Work order: How many lines in the records below contain "placeholder"? Answer with the number alone.

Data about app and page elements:

★ ★ ★ ★ ★ ★ ★

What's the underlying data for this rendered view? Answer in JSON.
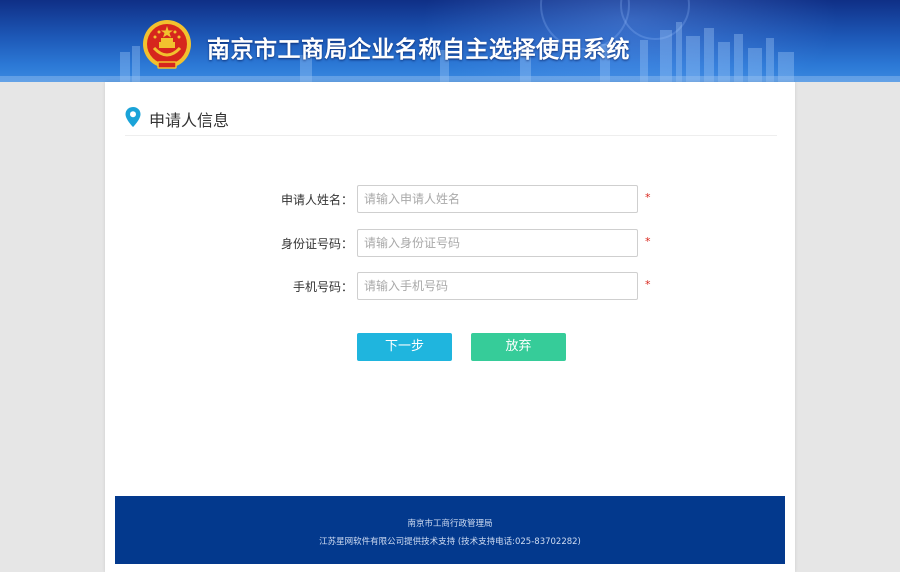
{
  "header": {
    "title": "南京市工商局企业名称自主选择使用系统",
    "emblem_icon": "national-emblem-icon"
  },
  "section": {
    "title": "申请人信息",
    "icon": "location-pin-icon"
  },
  "form": {
    "fields": [
      {
        "label": "申请人姓名：",
        "placeholder": "请输入申请人姓名",
        "value": "",
        "required_mark": "*"
      },
      {
        "label": "身份证号码：",
        "placeholder": "请输入身份证号码",
        "value": "",
        "required_mark": "*"
      },
      {
        "label": "手机号码：",
        "placeholder": "请输入手机号码",
        "value": "",
        "required_mark": "*"
      }
    ],
    "next_label": "下一步",
    "cancel_label": "放弃"
  },
  "footer": {
    "line1": "南京市工商行政管理局",
    "line2": "江苏星网软件有限公司提供技术支持 (技术支持电话:025-83702282)"
  },
  "colors": {
    "banner": "#1d58b7",
    "footer": "#03398d",
    "next_button": "#1fb5de",
    "cancel_button": "#36cc99",
    "required": "#d9261c",
    "pin": "#1aa3d8"
  }
}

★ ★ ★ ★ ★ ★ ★

Expected answer: 3